More troubles for Namibia’s flag carrier
By Andreas Thomas
Windhoek – The Windhoek High Court on Wednesday overturned a decision by the Transportation Commission of Namibia to suspend Air Namibia’s air license over cash crisis and safety concerns.
The national flag carrier turned to the court after the Commission resolved to temporarily suspend its Air Service License as the company struggles to remain solvent.
Judge Marlene Tommasi has since interdicted the transportation commission from going ahead with the suspension until August 3, 2020.
“The suspension of Air Namibia’s service license has been suspended by the High Court,” the airline spokesperson Paul Nakawa told media after the court decision.
“Air Namibia shall continue to fly all domestic flights as per published schedule. Safety remains at the heart of Air Namibia’s operations and we call on our esteemed passengers and stakeholders to continue supporting Air Namibia.”
The temporary suspension was to take effect on Wednesday at midnight until 22 July 2020 to afford Air Namibia time to sort out its finances. The suspension could have prohibited the airline from operating commercial flights.
The airline operates a fleet of 10 leased aircraft for its domestic and continental routes as well as the Windhoek to Frankfurt route.
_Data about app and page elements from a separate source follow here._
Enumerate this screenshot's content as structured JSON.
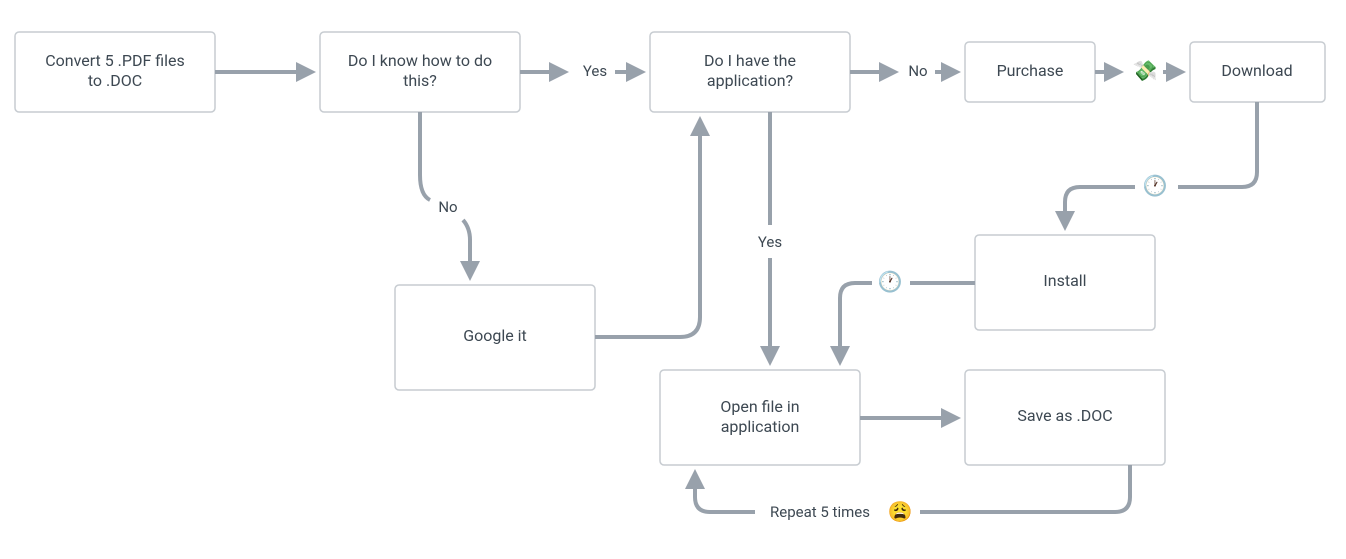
{
  "diagram": {
    "nodes": {
      "convert": {
        "label_l1": "Convert 5 .PDF files",
        "label_l2": "to .DOC"
      },
      "know": {
        "label_l1": "Do I know how to do",
        "label_l2": "this?"
      },
      "have": {
        "label_l1": "Do I have the",
        "label_l2": "application?"
      },
      "purchase": {
        "label": "Purchase"
      },
      "download": {
        "label": "Download"
      },
      "google": {
        "label": "Google it"
      },
      "install": {
        "label": "Install"
      },
      "open": {
        "label_l1": "Open file in",
        "label_l2": "application"
      },
      "save": {
        "label": "Save as .DOC"
      }
    },
    "edge_labels": {
      "know_yes": "Yes",
      "know_no": "No",
      "have_no": "No",
      "have_yes": "Yes",
      "repeat": "Repeat 5 times"
    },
    "emoji": {
      "money": "💸",
      "clock1": "🕐",
      "clock2": "🕐",
      "tired": "😩"
    }
  }
}
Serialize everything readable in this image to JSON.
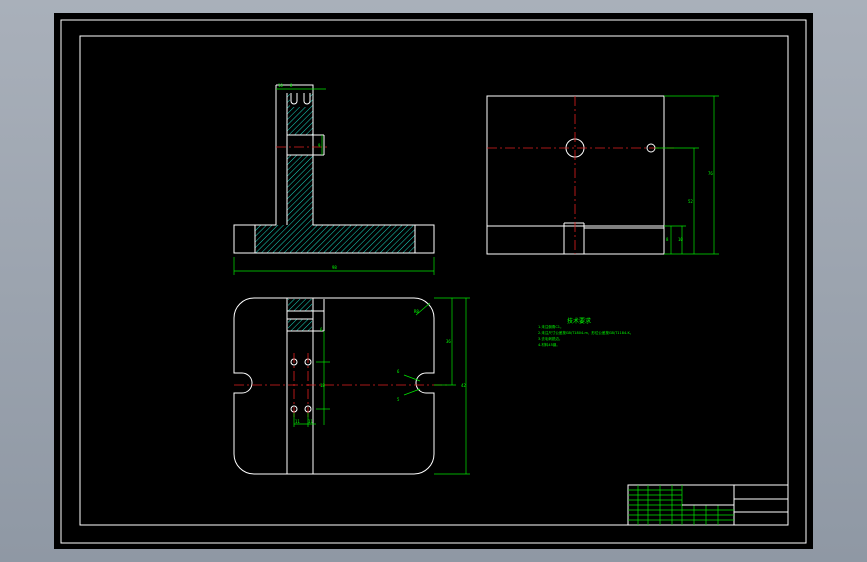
{
  "drawing": {
    "background": "#000000",
    "line_color": "#ffffff",
    "dimension_color": "#00e600",
    "centerline_color": "#e02020",
    "hatch_color": "#19d6c0",
    "dimensions": {
      "front_base_width": "98",
      "top_slot_a": "10",
      "top_slot_b": "8",
      "top_hole": "9",
      "side_total_height": "76",
      "side_hole_height": "52",
      "side_step_a": "8",
      "side_step_b": "10",
      "plan_height_a": "36",
      "plan_height_b": "42",
      "plan_radius": "R8",
      "plan_slot_a": "6",
      "plan_slot_b": "5",
      "plan_hole_pitch": "18",
      "plan_hole_offset": "13",
      "plan_hole_dia": "6",
      "plan_width_small": "11",
      "plan_width_small2": "11"
    }
  },
  "notes": {
    "title": "技术要求",
    "lines": [
      "1.未注倒角C1。",
      "2.未注尺寸公差按GB/T1804-m，形位公差按GB/T1184-K。",
      "3.去毛刺锐边。",
      "4.材料45钢。"
    ]
  },
  "title_block": {
    "rows": [
      "",
      "",
      "",
      "",
      "",
      "",
      "",
      ""
    ]
  }
}
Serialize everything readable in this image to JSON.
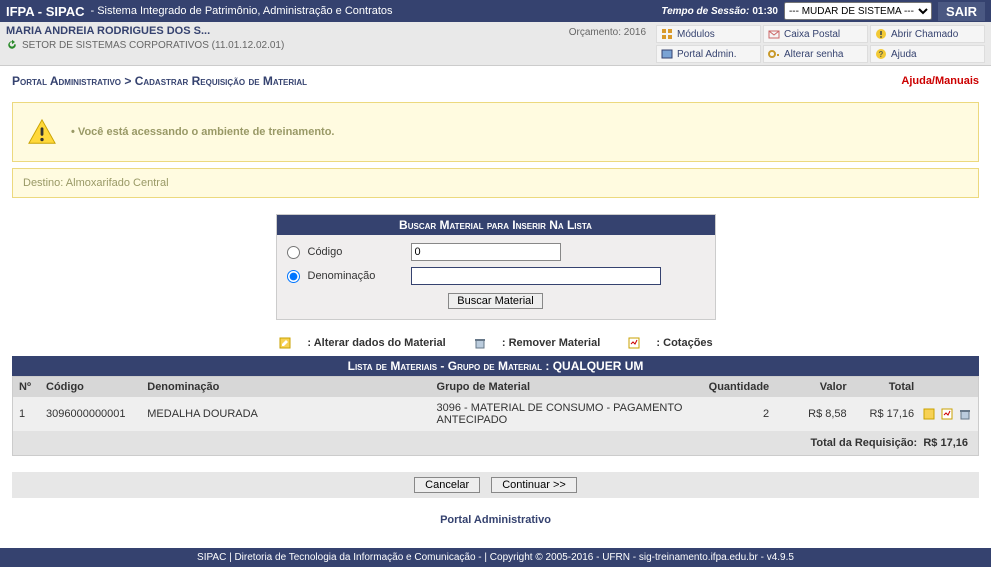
{
  "top": {
    "sys": "IFPA - SIPAC",
    "sub": "- Sistema Integrado de Patrimônio, Administração e Contratos",
    "sess_label": "Tempo de Sessão:",
    "sess_time": "01:30",
    "sys_select": "--- MUDAR DE SISTEMA ---",
    "sair": "SAIR"
  },
  "user": {
    "name": "MARIA ANDREIA RODRIGUES DOS S...",
    "unit": "SETOR DE SISTEMAS CORPORATIVOS (11.01.12.02.01)",
    "orc": "Orçamento: 2016"
  },
  "links": {
    "modulos": "Módulos",
    "caixa": "Caixa Postal",
    "chamado": "Abrir Chamado",
    "portal": "Portal Admin.",
    "senha": "Alterar senha",
    "ajuda": "Ajuda"
  },
  "crumb": {
    "path": "Portal Administrativo > Cadastrar Requisição de Material",
    "help": "Ajuda/Manuais"
  },
  "msg": {
    "bullet": "•",
    "text": "Você está acessando o ambiente de treinamento."
  },
  "destino": "Destino: Almoxarifado Central",
  "search": {
    "title": "Buscar Material para Inserir Na Lista",
    "codigo_lbl": "Código",
    "codigo_val": "0",
    "denom_lbl": "Denominação",
    "denom_val": "",
    "btn": "Buscar Material"
  },
  "legend": {
    "alterar": ": Alterar dados do Material",
    "remover": ": Remover Material",
    "cot": ": Cotações"
  },
  "list": {
    "title_a": "Lista de Materiais - Grupo de Material : ",
    "title_b": "QUALQUER UM",
    "cols": {
      "n": "Nº",
      "codigo": "Código",
      "denom": "Denominação",
      "grupo": "Grupo de Material",
      "qtd": "Quantidade",
      "valor": "Valor",
      "total": "Total"
    },
    "rows": [
      {
        "n": "1",
        "codigo": "3096000000001",
        "denom": "MEDALHA DOURADA",
        "grupo": "3096 - MATERIAL DE CONSUMO - PAGAMENTO ANTECIPADO",
        "qtd": "2",
        "valor": "R$ 8,58",
        "total": "R$ 17,16"
      }
    ],
    "total_lbl": "Total da Requisição:",
    "total_val": "R$ 17,16"
  },
  "btns": {
    "cancelar": "Cancelar",
    "continuar": "Continuar >>"
  },
  "backlink": "Portal Administrativo",
  "footer": "SIPAC | Diretoria de Tecnologia da Informação e Comunicação - | Copyright © 2005-2016 - UFRN - sig-treinamento.ifpa.edu.br - v4.9.5"
}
The transport commission in the ministry of works and transport said it moved to ground the airline’s operations out of concern about its ongoing financial challenges.
“Taking all the factors into consideration and the requirements of the Air Services Act, namely that the operator must be financially able to provide a safe satisfactory and reliable air service,” the commission’s head Eldoretter Harmse said in a statement.
Nonetheless, Air Namibia troubles are far from over as the state-owned airline struggle to keep afloat.
Finance minister Iipumbu Shiimi has refuted recent media reports that the government has given up on Air Namibia and decided to have it liquidated.
Shiimi who chairs the Cabinet Committee on treasury has said no decision has been taken to liquidate the company.
But different options are on the table to restructure the company that employs about 800 people. The airline has a significant debt which if leaseholds are factored in will amount to mover than N$5 billion ($335 million).
“This means for the new business plan to be implemented, taking the outstanding debt into account, an amount of over N$7 billion ($470 million)will have to be spent in the current financial year which makes it unaffordable,” he said.
The government has already turned down Air Namibia’s request for N$2 billion ($134 million) bailout in October 2019. Instead, the government agreed to provide a N$578 million ($39 million) loan guarantee for the national airline.
Air Namibia has been allocated N$984.6 ($66 million) for the 2010/21 financial year. The loss-making parastatal has been the cause of headache for the State that has spent over N$8 billion ($537 million) to bail it out for the past two decades.
And President Hage Geingob believes the airline does not worth the headache, after his recent public call to liquidate the airline.
“Air Namibia must be liquidated. We have a very serious problem with air Namibia,” Geingob stressed while answering questions regarding the unprofitability of the national airline in parliament on June 5. “It must be restructured and if liquidation is the thing, we must do that.”